Lori Loughlin is set to plead guilty in her college admissions scandal case.
According to the U.S. Attorney's Office, the Full House star and her husband, Mossimo Giannulli, have agreed to plead guilty to conspiracy charges in connection with securing the fraudulent admission of their two children, Olivia Jade and Bella Giannulli, to the University of Southern California as purported athletic recruits.
Loughlin will plead guilty to one count of conspiracy to commit wire and mail fraud. Giannulli will plead guilty to one count of conspiracy to commit wire and mail fraud and honest services wire and mail fraud.
Per the terms of Loughlin's plea agreement, she's agreed to a sentence, subject to the Court's approval, of two months in prison, a $150,000 fine and two years of supervised release with 100 hours of community service. Under the terms of Giannulli's plea agreement, he's agreed to a sentence, subject to the Court's approval, of five months in prison, a $250,000 fine and two years of supervised release with 250 hours of community service, authorities said Thursday.
"Under the plea agreements filed today, these defendants will serve prison terms reflecting their respective roles in a conspiracy to corrupt the college admissions process and which are consistent with prior sentences in this case. We will continue to pursue accountability for undermining the integrity of college admissions," United States Attorney Andrew E. Lelling said.
This makes Loughlin and Giannulli are the 23rd and 24th parents to plead guilty in the college admissions case.
Earlier this month, Loughlin lost her bid to throw out charges against her in the case.

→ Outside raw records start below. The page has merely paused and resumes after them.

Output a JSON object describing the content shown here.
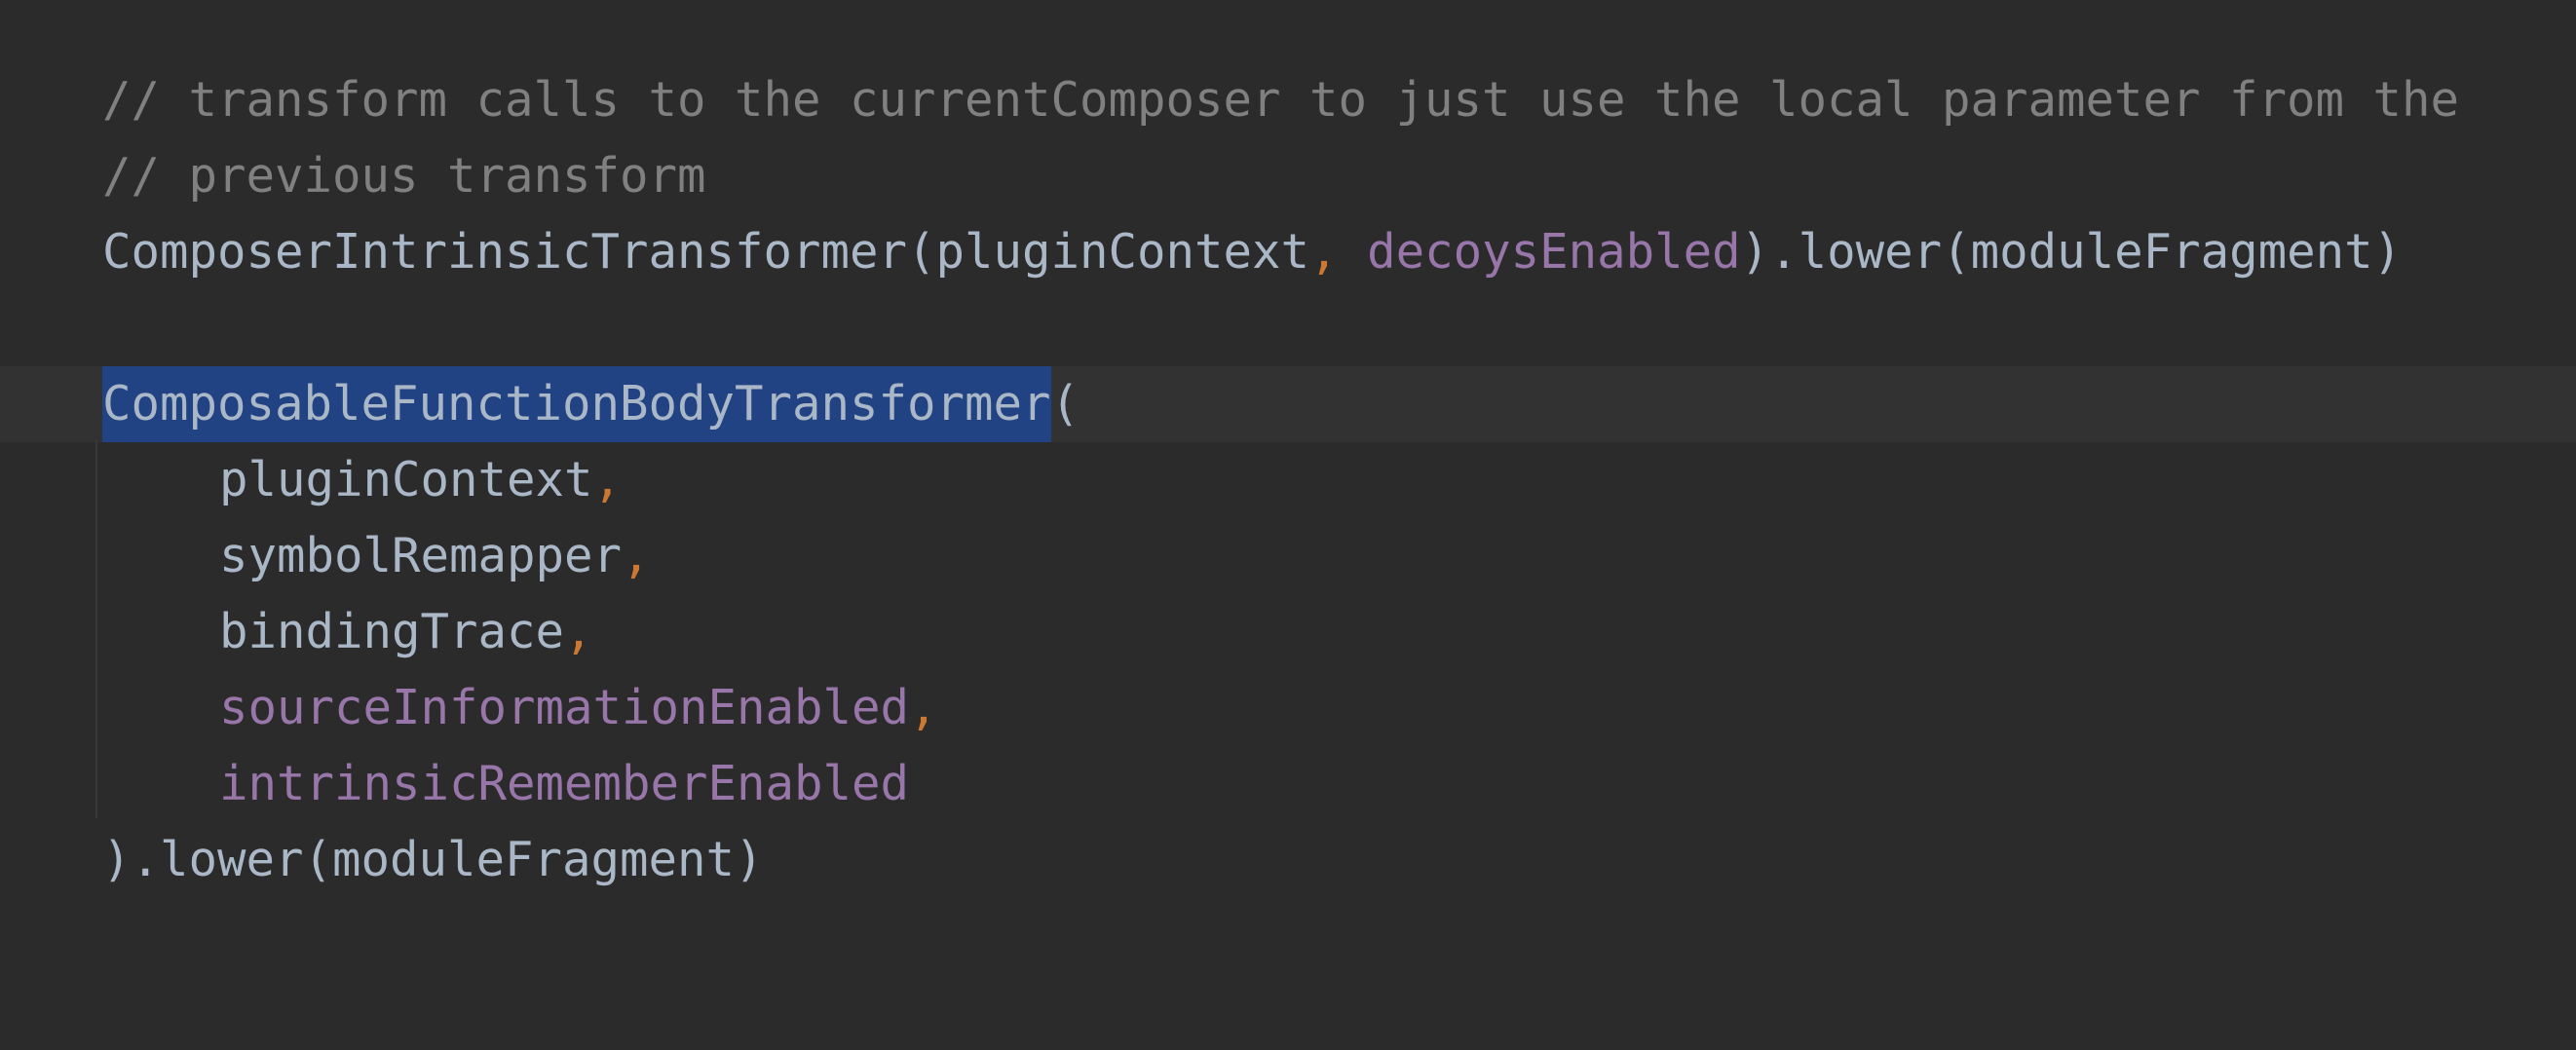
{
  "editor": {
    "lines": {
      "l1": {
        "comment": "// transform calls to the currentComposer to just use the local parameter from the"
      },
      "l2": {
        "comment": "// previous transform"
      },
      "l3": {
        "call": "ComposerIntrinsicTransformer(pluginContext",
        "comma": ",",
        "space": " ",
        "param": "decoysEnabled",
        "rest": ").lower(moduleFragment)"
      },
      "l5": {
        "selected": "ComposableFunctionBodyTransformer",
        "rest": "("
      },
      "l6": {
        "ident": "pluginContext",
        "comma": ","
      },
      "l7": {
        "ident": "symbolRemapper",
        "comma": ","
      },
      "l8": {
        "ident": "bindingTrace",
        "comma": ","
      },
      "l9": {
        "param": "sourceInformationEnabled",
        "comma": ","
      },
      "l10": {
        "param": "intrinsicRememberEnabled"
      },
      "l11": {
        "rest": ").lower(moduleFragment)"
      }
    },
    "colors": {
      "background": "#2b2b2b",
      "current_line": "#323232",
      "selection": "#214283",
      "comment": "#808080",
      "identifier": "#a9b7c6",
      "comma": "#cc7832",
      "parameter": "#9876aa"
    }
  }
}
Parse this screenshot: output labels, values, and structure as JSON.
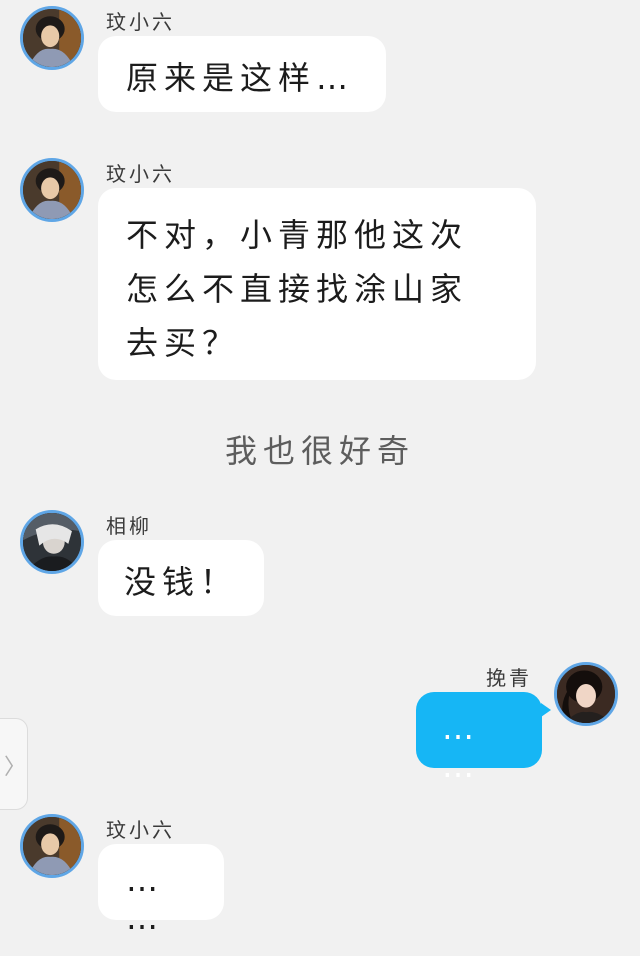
{
  "messages": [
    {
      "sender": "玟小六",
      "avatar": "avatar-wen-xiaoliu",
      "text": "原来是这样…",
      "side": "left"
    },
    {
      "sender": "玟小六",
      "avatar": "avatar-wen-xiaoliu",
      "text": "不对，小青那他这次\n怎么不直接找涂山家\n去买？",
      "side": "left"
    },
    {
      "caption": "我也很好奇"
    },
    {
      "sender": "相柳",
      "avatar": "avatar-xiangliu",
      "text": "没钱！",
      "side": "left"
    },
    {
      "sender": "挽青",
      "avatar": "avatar-wanqing",
      "text": "… …",
      "side": "right"
    },
    {
      "sender": "玟小六",
      "avatar": "avatar-wen-xiaoliu",
      "text": "… …",
      "side": "left"
    }
  ],
  "side_tab": {
    "icon": "chevron-right-icon",
    "glyph": "〉"
  },
  "colors": {
    "background": "#f1f1f1",
    "bubble_incoming": "#ffffff",
    "bubble_outgoing": "#16b6f5",
    "avatar_ring": "#5fa6e6"
  }
}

"After consideration of defendant' memorandum in support of their motion to dismiss the indictment; the governments opposition to that motion; defendants' reply in support of the motion; the government's sur-reply in opposition, supported by affidavits of agents and an Assistant United States Attorney; and the defendants' response to the governmen's sur-reply, the defendants' motion to dismiss the indictment or in the alternative to suppress evidence and order an evidentiary hearing is DENIED," the court documents said.